Behind this is the pure perception of what is. For a lighter understanding, imagine that you are a camera: What do you see? What do you hear?
If we use non-violent communication in our daily language, we stop using "life-alien communication modes" – i.e. no interpretations, assessments, teachings and assessments. For it is precisely these forms of communication that separate us from true coexistence. Conflicts arise because we cannot be open to the other with this kind of exchange. We are then already full of our own pictures, so that we no longer have a space in which our interlocutor can show us his picture.
If we use pure observation as a start to successful communication, we will reflect what we see and/or hear.

An example:
Kim and Max argue over who should bring the garbage down. Again and again, the same discussion arises from this. In the end, Kim walks to the garbage can with his lips pinched, while Max can't comprehend all the excitement.
If both speak in rating mode, Max can accuse Kim of always reacting as aggressively to the topic. At the same time, Kim can accuse Max of always being indifferent and not actively participating in the budget. At this level, it is difficult to reach a common solution, as both are very hurt by the respective accusations. With these injuries, the willingness to treat the other positively and with an open attitude decreases.

The same situation:
Kim says to Max at breakfast: "Please put the garbage in the bin." When Kim comes home in the evening, the garbage is still in the kitchen.
This is an observation in the sense of non-violent communication. After Kim has expressed this, she can then describe her own emotional world and needs and express the desire for a common solution.

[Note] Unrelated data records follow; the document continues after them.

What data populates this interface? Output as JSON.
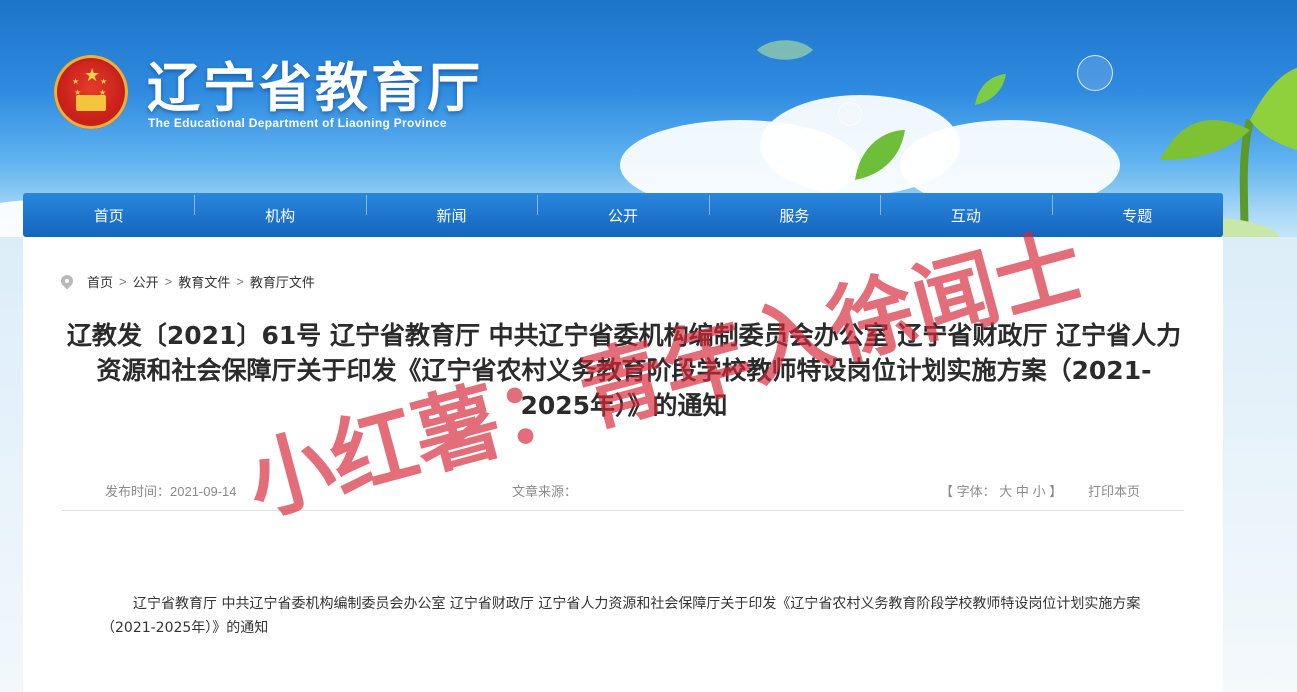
{
  "header": {
    "title": "辽宁省教育厅",
    "subtitle": "The Educational Department of Liaoning Province"
  },
  "nav": {
    "items": [
      {
        "label": "首页"
      },
      {
        "label": "机构"
      },
      {
        "label": "新闻"
      },
      {
        "label": "公开"
      },
      {
        "label": "服务"
      },
      {
        "label": "互动"
      },
      {
        "label": "专题"
      }
    ]
  },
  "breadcrumb": [
    "首页",
    "公开",
    "教育文件",
    "教育厅文件"
  ],
  "breadcrumb_separator": ">",
  "article": {
    "title": "辽教发〔2021〕61号 辽宁省教育厅 中共辽宁省委机构编制委员会办公室 辽宁省财政厅 辽宁省人力资源和社会保障厅关于印发《辽宁省农村义务教育阶段学校教师特设岗位计划实施方案（2021-2025年）》的通知",
    "publish_time_label": "发布时间：",
    "publish_time": "2021-09-14",
    "source_label": "文章来源：",
    "source": "",
    "font_size": {
      "open": "【",
      "label": "字体：",
      "large": "大",
      "medium": "中",
      "small": "小",
      "close": "】"
    },
    "print_label": "打印本页",
    "body": "辽宁省教育厅 中共辽宁省委机构编制委员会办公室 辽宁省财政厅 辽宁省人力资源和社会保障厅关于印发《辽宁省农村义务教育阶段学校教师特设岗位计划实施方案（2021-2025年）》的通知"
  },
  "watermark": "小红薯：青年入徐闻士",
  "colors": {
    "nav": "#1a6fc6",
    "watermark": "#d6283a",
    "title": "#2b2b2b"
  },
  "icons": {
    "emblem": "national-emblem-icon",
    "breadcrumb": "location-pin-icon"
  }
}
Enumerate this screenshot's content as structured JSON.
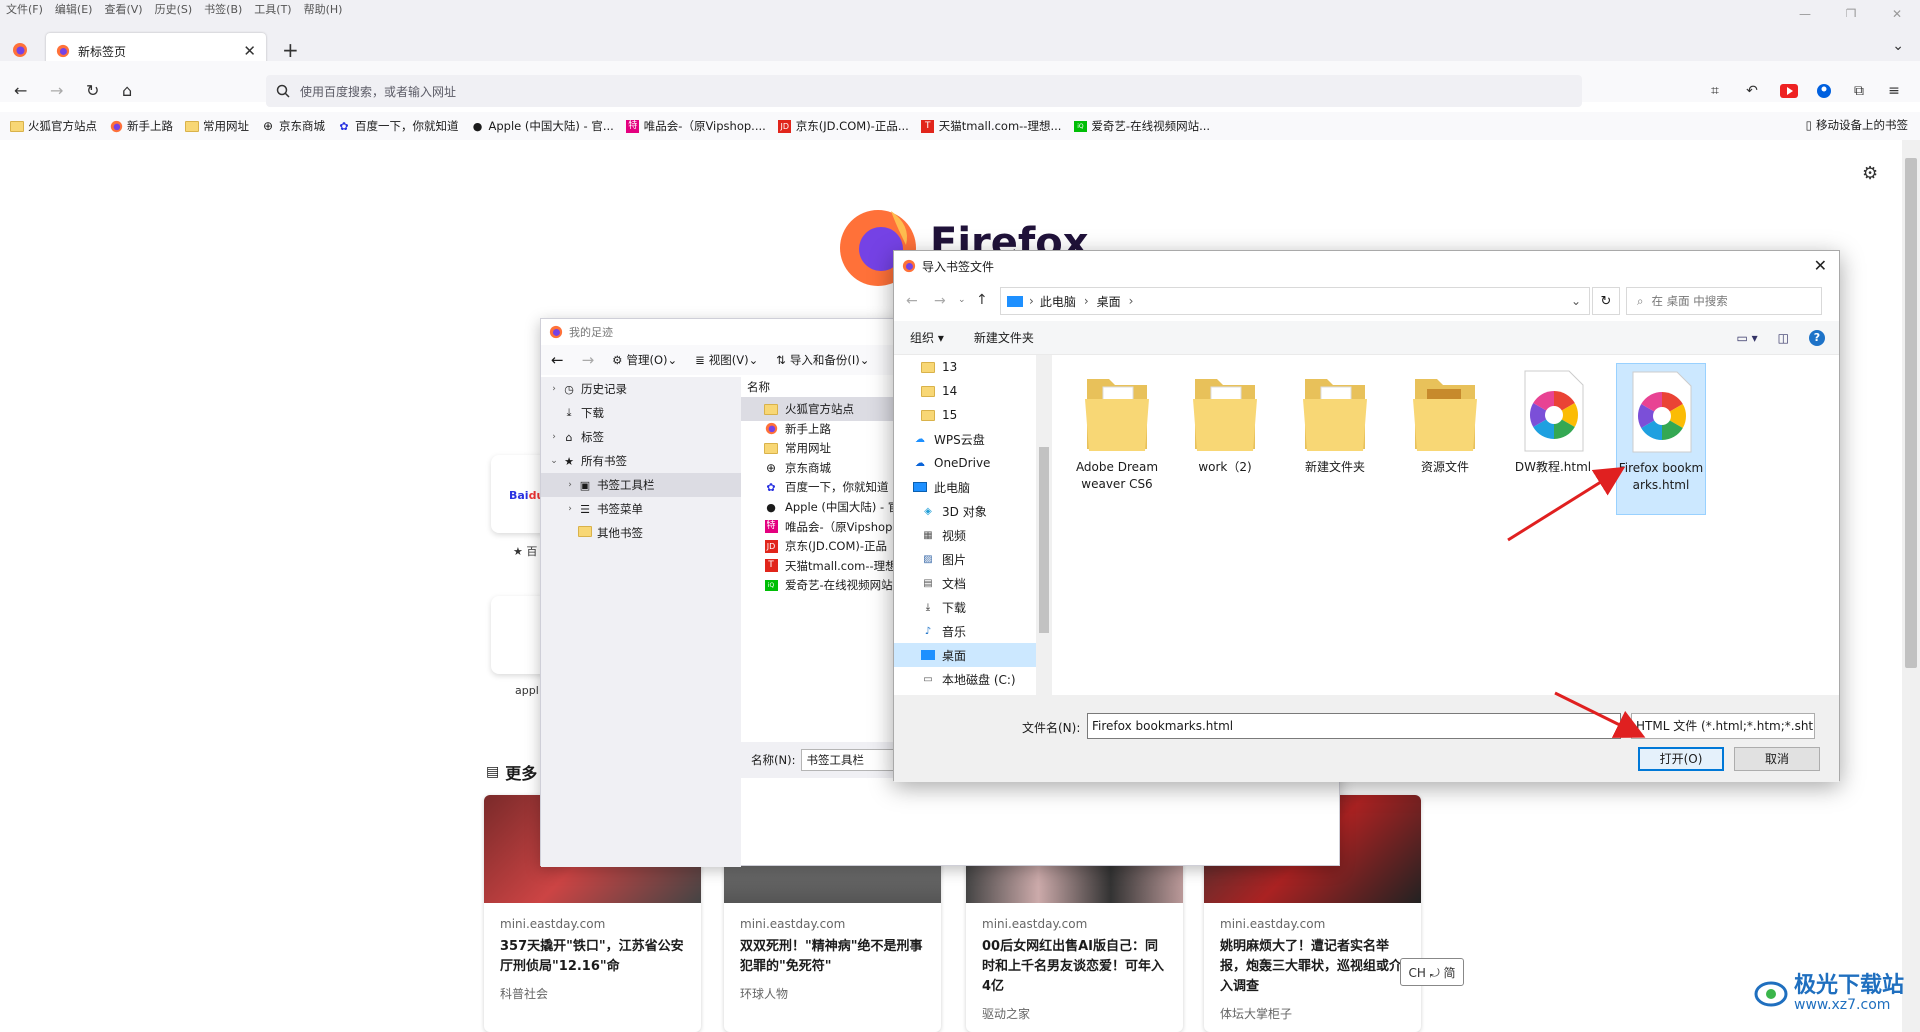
{
  "menu": [
    "文件(F)",
    "编辑(E)",
    "查看(V)",
    "历史(S)",
    "书签(B)",
    "工具(T)",
    "帮助(H)"
  ],
  "tab": {
    "title": "新标签页"
  },
  "urlbar": {
    "placeholder": "使用百度搜索，或者输入网址"
  },
  "bookmarks": [
    {
      "icon": "folder-icon",
      "label": "火狐官方站点"
    },
    {
      "icon": "firefox-icon",
      "label": "新手上路"
    },
    {
      "icon": "folder-icon",
      "label": "常用网址"
    },
    {
      "icon": "globe-icon",
      "label": "京东商城"
    },
    {
      "icon": "baidu-paw-icon",
      "label": "百度一下，你就知道"
    },
    {
      "icon": "apple-icon",
      "label": "Apple (中国大陆) - 官..."
    },
    {
      "icon": "vip-icon",
      "label": "唯品会-（原Vipshop...."
    },
    {
      "icon": "jd-icon",
      "label": "京东(JD.COM)-正品..."
    },
    {
      "icon": "tmall-icon",
      "label": "天猫tmall.com--理想..."
    },
    {
      "icon": "iqiyi-icon",
      "label": "爱奇艺-在线视频网站..."
    }
  ],
  "bookmarks_mobile": "移动设备上的书签",
  "ntp": {
    "wordmark": "Firefox",
    "shortcut_labels": [
      "百",
      "appl"
    ],
    "more_heading": "更多",
    "cards": [
      {
        "source": "mini.eastday.com",
        "headline": "357天撬开\"铁口\"，江苏省公安厅刑侦局\"12.16\"命",
        "publisher": "科普社会"
      },
      {
        "source": "mini.eastday.com",
        "headline": "双双死刑！\"精神病\"绝不是刑事犯罪的\"免死符\"",
        "publisher": "环球人物"
      },
      {
        "source": "mini.eastday.com",
        "headline": "00后女网红出售AI版自己：同时和上千名男友谈恋爱！可年入4亿",
        "publisher": "驱动之家"
      },
      {
        "source": "mini.eastday.com",
        "headline": "姚明麻烦大了！遭记者实名举报，炮轰三大罪状，巡视组或介入调查",
        "publisher": "体坛大掌柜子"
      }
    ]
  },
  "library": {
    "title": "我的足迹",
    "toolbar": {
      "manage": "管理(O)",
      "views": "视图(V)",
      "import": "导入和备份(I)"
    },
    "tree": [
      {
        "label": "历史记录",
        "chev": "›",
        "indent": 0,
        "icon": "clock-icon"
      },
      {
        "label": "下载",
        "chev": "",
        "indent": 0,
        "icon": "download-icon"
      },
      {
        "label": "标签",
        "chev": "›",
        "indent": 0,
        "icon": "tag-icon"
      },
      {
        "label": "所有书签",
        "chev": "⌄",
        "indent": 0,
        "icon": "star-icon"
      },
      {
        "label": "书签工具栏",
        "chev": "›",
        "indent": 1,
        "icon": "toolbar-icon",
        "selected": true
      },
      {
        "label": "书签菜单",
        "chev": "›",
        "indent": 1,
        "icon": "menu-icon"
      },
      {
        "label": "其他书签",
        "chev": "",
        "indent": 1,
        "icon": "folder-icon"
      }
    ],
    "column_name": "名称",
    "rows": [
      {
        "label": "火狐官方站点",
        "icon": "folder-icon",
        "selected": true
      },
      {
        "label": "新手上路",
        "icon": "firefox-icon"
      },
      {
        "label": "常用网址",
        "icon": "folder-icon"
      },
      {
        "label": "京东商城",
        "icon": "globe-icon"
      },
      {
        "label": "百度一下，你就知道",
        "icon": "baidu-paw-icon"
      },
      {
        "label": "Apple (中国大陆) - 官",
        "icon": "apple-icon"
      },
      {
        "label": "唯品会-（原Vipshop",
        "icon": "vip-icon"
      },
      {
        "label": "京东(JD.COM)-正品",
        "icon": "jd-icon"
      },
      {
        "label": "天猫tmall.com--理想",
        "icon": "tmall-icon"
      },
      {
        "label": "爱奇艺-在线视频网站",
        "icon": "iqiyi-icon"
      }
    ],
    "name_label": "名称(N):",
    "name_value": "书签工具栏"
  },
  "dialog": {
    "title": "导入书签文件",
    "breadcrumb": [
      "此电脑",
      "桌面"
    ],
    "search_placeholder": "在 桌面 中搜索",
    "organize": "组织 ▾",
    "new_folder": "新建文件夹",
    "tree": [
      {
        "label": "13",
        "icon": "folder-icon"
      },
      {
        "label": "14",
        "icon": "folder-icon"
      },
      {
        "label": "15",
        "icon": "folder-icon"
      },
      {
        "label": "WPS云盘",
        "icon": "cloud-icon"
      },
      {
        "label": "OneDrive",
        "icon": "onedrive-icon"
      },
      {
        "label": "此电脑",
        "icon": "pc-icon"
      },
      {
        "label": "3D 对象",
        "icon": "cube-icon"
      },
      {
        "label": "视频",
        "icon": "video-icon"
      },
      {
        "label": "图片",
        "icon": "picture-icon"
      },
      {
        "label": "文档",
        "icon": "document-icon"
      },
      {
        "label": "下载",
        "icon": "download-icon"
      },
      {
        "label": "音乐",
        "icon": "music-icon"
      },
      {
        "label": "桌面",
        "icon": "desktop-icon",
        "selected": true
      },
      {
        "label": "本地磁盘 (C:)",
        "icon": "disk-icon"
      }
    ],
    "files": [
      {
        "name": "Adobe Dreamweaver CS6",
        "type": "folder"
      },
      {
        "name": "work（2)",
        "type": "folder"
      },
      {
        "name": "新建文件夹",
        "type": "folder"
      },
      {
        "name": "资源文件",
        "type": "folder-image"
      },
      {
        "name": "DW教程.html",
        "type": "html"
      },
      {
        "name": "Firefox bookmarks.html",
        "type": "html",
        "selected": true
      }
    ],
    "filename_label": "文件名(N):",
    "filename_value": "Firefox  bookmarks.html",
    "filetype": "HTML 文件 (*.html;*.htm;*.sht",
    "open_button": "打开(O)",
    "cancel_button": "取消"
  },
  "ime": "CH ⤾ 简",
  "watermark": {
    "line1": "极光下载站",
    "line2": "www.xz7.com"
  },
  "colors": {
    "accent": "#0078d7",
    "arrow": "#e02020",
    "selection": "#cce8ff"
  }
}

Individual exercise for observation:

Take 10 minutes in the evening and reflect on your day. For this exercise, it is helpful to have paper and pen at hand. Imagine a situation where you were annoyed. Connect with this moment and write down the situation as you experienced it. Then put yourself in the observer's position. Now make a note of this moment from the perspective of a camera. What have you really seen? What have you really heard? So without thoughts and reviews. Read both versions. What do you notice? Is there a difference? If so, how do you perceive this difference?

Partner exercises for observation:

Exercise 1: Meet a practice partner for a conversation. Set a 60-minute timeout for this exercise. In the first 9 chapters 2 10 minutes, one person speaks and the other only listens. Find a situation from everyday life in which you have noticed your own reviews. Describe the situation. In the following 5 minutes, the previous listener reproduces with his words what has been said from the observer position. The speaker now listens attentively. Then you exchange 10 minutes about the different perceptions. Where were reviews noticeable? Do you perceive the situation from the observer position differently? What has changed, if any? Then change the call positions and do the exercise again. How do the different positions feel? Then exchange ideas about it. Exercise 2: Take about 5 minutes time. Find a partner and sit down with them. Perceive your counterpart and make your observations alternate. Example: Person A says, "You have earrings on that I like." Person B says, "You wear glasses." etc. Do you exchange ideas after the exercise: Have you really always communicated observations? Or maybe there were ratings, interpretations?